#### Given records
- - -

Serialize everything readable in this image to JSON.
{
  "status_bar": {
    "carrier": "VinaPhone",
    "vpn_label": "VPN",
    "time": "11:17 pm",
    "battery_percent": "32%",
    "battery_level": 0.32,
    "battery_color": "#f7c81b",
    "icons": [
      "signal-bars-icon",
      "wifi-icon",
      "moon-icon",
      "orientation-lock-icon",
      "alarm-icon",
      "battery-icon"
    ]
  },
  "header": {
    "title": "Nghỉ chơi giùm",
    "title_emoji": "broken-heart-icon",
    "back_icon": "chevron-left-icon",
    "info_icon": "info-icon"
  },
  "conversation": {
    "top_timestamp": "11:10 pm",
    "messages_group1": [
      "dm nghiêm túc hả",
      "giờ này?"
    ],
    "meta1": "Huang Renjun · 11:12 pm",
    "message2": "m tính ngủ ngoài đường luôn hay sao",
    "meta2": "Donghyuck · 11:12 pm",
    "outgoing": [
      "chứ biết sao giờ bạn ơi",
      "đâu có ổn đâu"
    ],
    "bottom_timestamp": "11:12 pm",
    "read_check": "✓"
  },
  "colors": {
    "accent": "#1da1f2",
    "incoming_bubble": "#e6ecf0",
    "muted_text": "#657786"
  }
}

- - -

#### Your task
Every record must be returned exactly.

#### Exercise response
Serialize everything readable in this image to JSON.
{
  "status_bar": {
    "carrier": "VinaPhone",
    "vpn_label": "VPN",
    "time": "11:17 pm",
    "battery_percent": "32%",
    "battery_level": 0.32,
    "battery_color": "#f7c81b",
    "icons": [
      "signal-bars-icon",
      "wifi-icon",
      "moon-icon",
      "orientation-lock-icon",
      "alarm-icon",
      "battery-icon"
    ]
  },
  "header": {
    "title": "Nghỉ chơi giùm",
    "title_emoji": "broken-heart-icon",
    "back_icon": "chevron-left-icon",
    "info_icon": "info-icon"
  },
  "conversation": {
    "top_timestamp": "11:10 pm",
    "messages_group1": [
      "dm nghiêm túc hả",
      "giờ này?"
    ],
    "meta1": "Huang Renjun · 11:12 pm",
    "message2": "m tính ngủ ngoài đường luôn hay sao",
    "meta2": "Donghyuck · 11:12 pm",
    "outgoing": [
      "chứ biết sao giờ bạn ơi",
      "đâu có ổn đâu"
    ],
    "bottom_timestamp": "11:12 pm",
    "read_check": "✓"
  },
  "colors": {
    "accent": "#1da1f2",
    "incoming_bubble": "#e6ecf0",
    "muted_text": "#657786"
  }
}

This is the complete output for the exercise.